The case in which a preliminary ruling was sought by the Estonian Supreme Court from the European Court of Justice, however, concerned a minor theft in which the police had collected evidence using mobile data on an offender who had caused some 4,000 euros' worth of damages.
Lauri said that the Ministry of Justice will await the Supreme Court decision in the said case, which should be delivered in May.
"We cannot categorize some people as terrorists whose communications data we collect and others as non-terrorists whose data is not collected," Lauri said.
"The rulings by the European Court of Justice are not clear, they are inconsistent, which is why the bill does not list the criminal offenses in relation to which requesting communications data is permitted," she added.

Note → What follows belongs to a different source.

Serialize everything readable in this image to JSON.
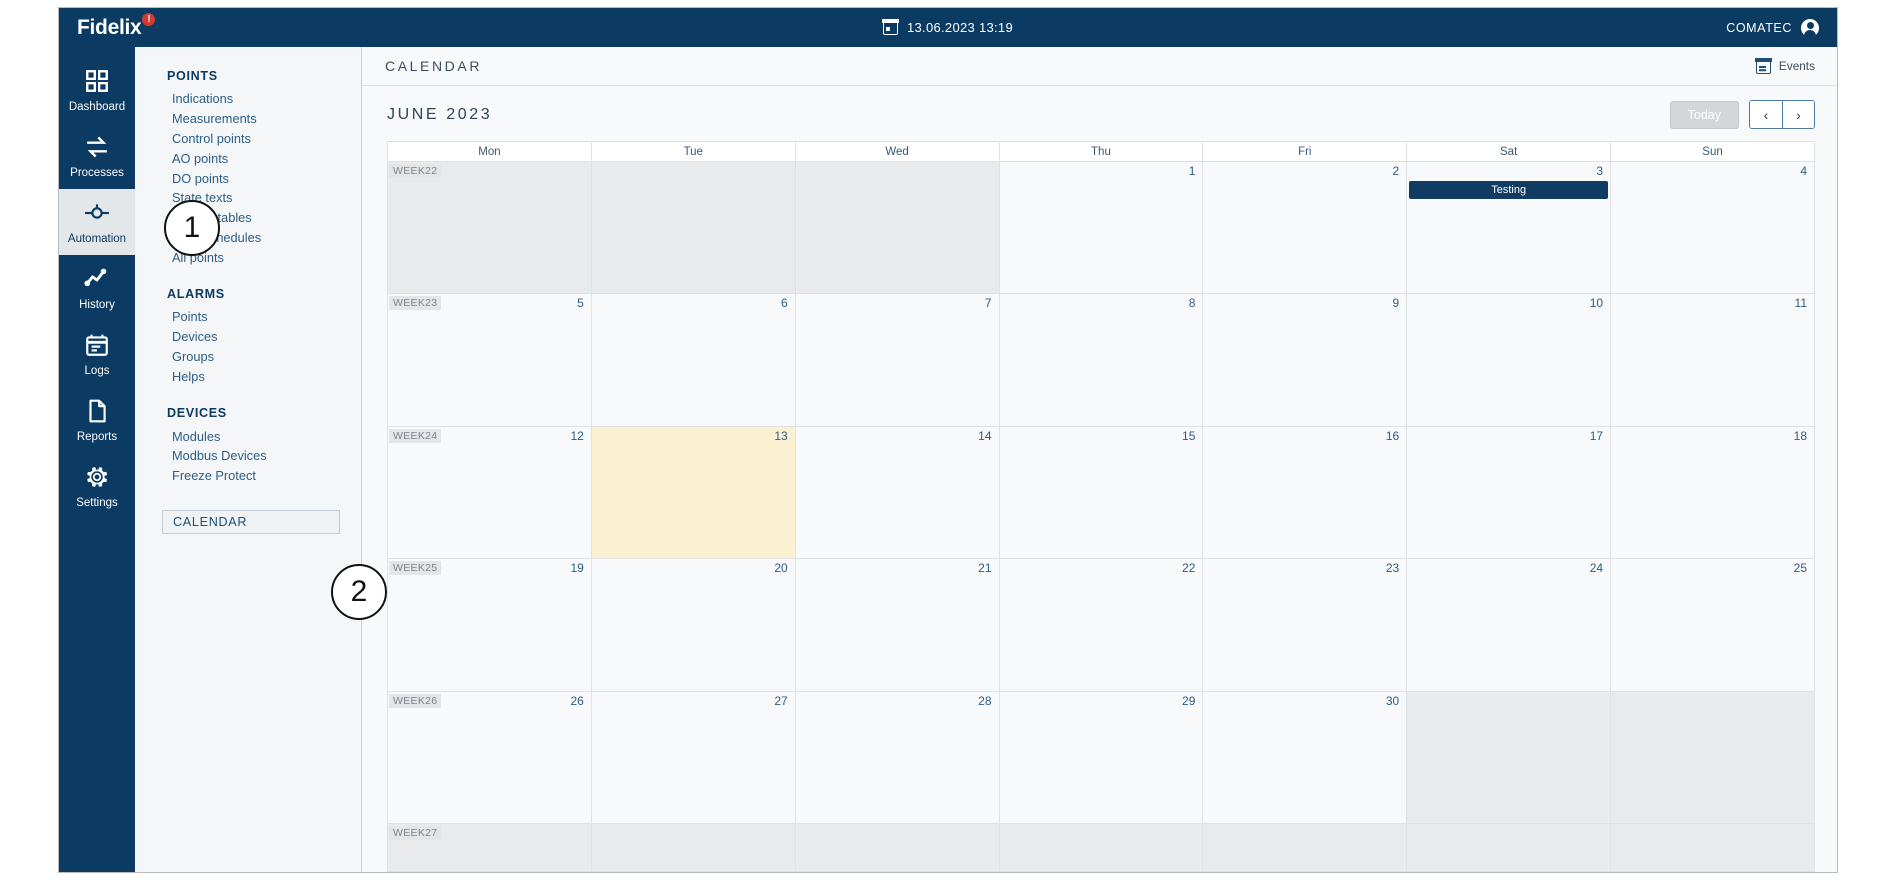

Chairman of the Estonian Bar Association Jaanus Tehver told Postimees that according to the decision of the European Court of Justice, Estonia is subject to the obligation of defining by law proceedings in which seeking access to communications data is permitted. He opined that the wording of the bill is not sufficient for protecting people's fundamental rights.
The bill also says that all mobile positioning data collected under the currently valid law is legitimate and can be used for prosecution in court.
Chairman of the legal affairs committee of the Estonian parliament Jaanus Karilaid said that the committee would discuss the matter with Lauri, Prosecutor General Andres Parmas and lawyers on Tuesday.
"The rights of the prosecutor's office are being reduced and the role of courts is increasing, in this regard the bill is headed in the right direction," Karilaid said. "At present, no one is happy with the situation, perhaps just the prosecutor's office, the powers of which are overly extensive. We are now seeking a better balance of powers, particularly in the light of the decision of the European Court of Justice."
"The prosecutor's office currently grants close to 3,000 permissions each year for the use of communications data. Preliminary investigation judges handle some 4,000 cases per year, which means that their volume of work will nearly double. By way of exception, the prosecutor's office will continuously be able to grant said permissions also in the future; however, in such cases the authorizations must subsequently be approved by the court.